EconPapers    
Economics at your fingertips  
 

Relationship between Income and Emergence of Democracy Reexamined, 1820-2000: A non-parametric approach

Branko Milanovic ()

Law and Economics from EconWPA

Abstract: The paper contrasts Lipset’s modernization hypothesis and Przeworski- Limongi hypothesis that entries into democracy are random with respect to income. We use data on income and democracy going back to 1820, multiple definitions of democracy, and non-parametric testing focusing on the distribution of entrants’ incomes. We find that income matters for entry into higher levels of democracy; but if we control for the previously achieved level of democracy, the income effect vanishes. This means that countries that enter into higher levels of democracy are not a random draw from the universe of all country incomes but are a random draw from the joint distribution of previous level of democracy and income. These results are compatible with the presence of a subgroup of (low) income and (low) democracy countries from which recruitment into democracy is seldom made. But for other countries, accession to higher levels of democracy is income-random. Income seems therefore both to matter (probably explaining why poor countries cannot improve their democracy levels) and not matter (explaining why for other countries improvements in democracy are income-random).

Keywords: Democracy; income; modernization (search for similar items in EconPapers)
JEL-codes: K (search for similar items in EconPapers)
New Economics Papers: this item is included in nep-dev
Date: 2005-09-19
Note: Type of Document - pdf; pages: 39
References: View references in EconPapers View complete reference list from CitEc
Citations Track citations by RSS feed

Downloads: (external link)
http://128.118.178.162/eps/le/papers/0509/0509004.pdf (application/pdf)

Related works:
This item may be available elsewhere in EconPapers: Search for items with the same title.

Export reference: BibTeX RIS (EndNote, ProCite, RefMan) HTML/Text

Persistent link: http://EconPapers.repec.org/RePEc:wpa:wuwple:0509004

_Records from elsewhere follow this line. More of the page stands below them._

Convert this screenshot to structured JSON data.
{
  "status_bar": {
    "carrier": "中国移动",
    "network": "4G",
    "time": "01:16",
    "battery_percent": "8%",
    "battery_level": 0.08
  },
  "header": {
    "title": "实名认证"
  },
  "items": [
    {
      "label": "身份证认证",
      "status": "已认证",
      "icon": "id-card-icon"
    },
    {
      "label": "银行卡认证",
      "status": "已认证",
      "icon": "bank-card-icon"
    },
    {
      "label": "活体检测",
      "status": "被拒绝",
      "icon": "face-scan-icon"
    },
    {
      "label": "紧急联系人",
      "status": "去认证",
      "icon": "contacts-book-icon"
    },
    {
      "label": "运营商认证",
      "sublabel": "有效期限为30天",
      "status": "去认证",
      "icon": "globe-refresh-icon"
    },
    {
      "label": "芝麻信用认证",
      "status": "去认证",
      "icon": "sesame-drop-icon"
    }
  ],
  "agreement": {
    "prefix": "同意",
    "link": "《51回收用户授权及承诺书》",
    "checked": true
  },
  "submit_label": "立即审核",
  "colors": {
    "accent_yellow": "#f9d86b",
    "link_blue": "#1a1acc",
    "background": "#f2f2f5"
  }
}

Access Statistics for this paper

More papers in Law and Economics from EconWPA
Series data maintained by EconWPA ().

 
Page updated 2014-10-08
Handle: RePEc:wpa:wuwple:0509004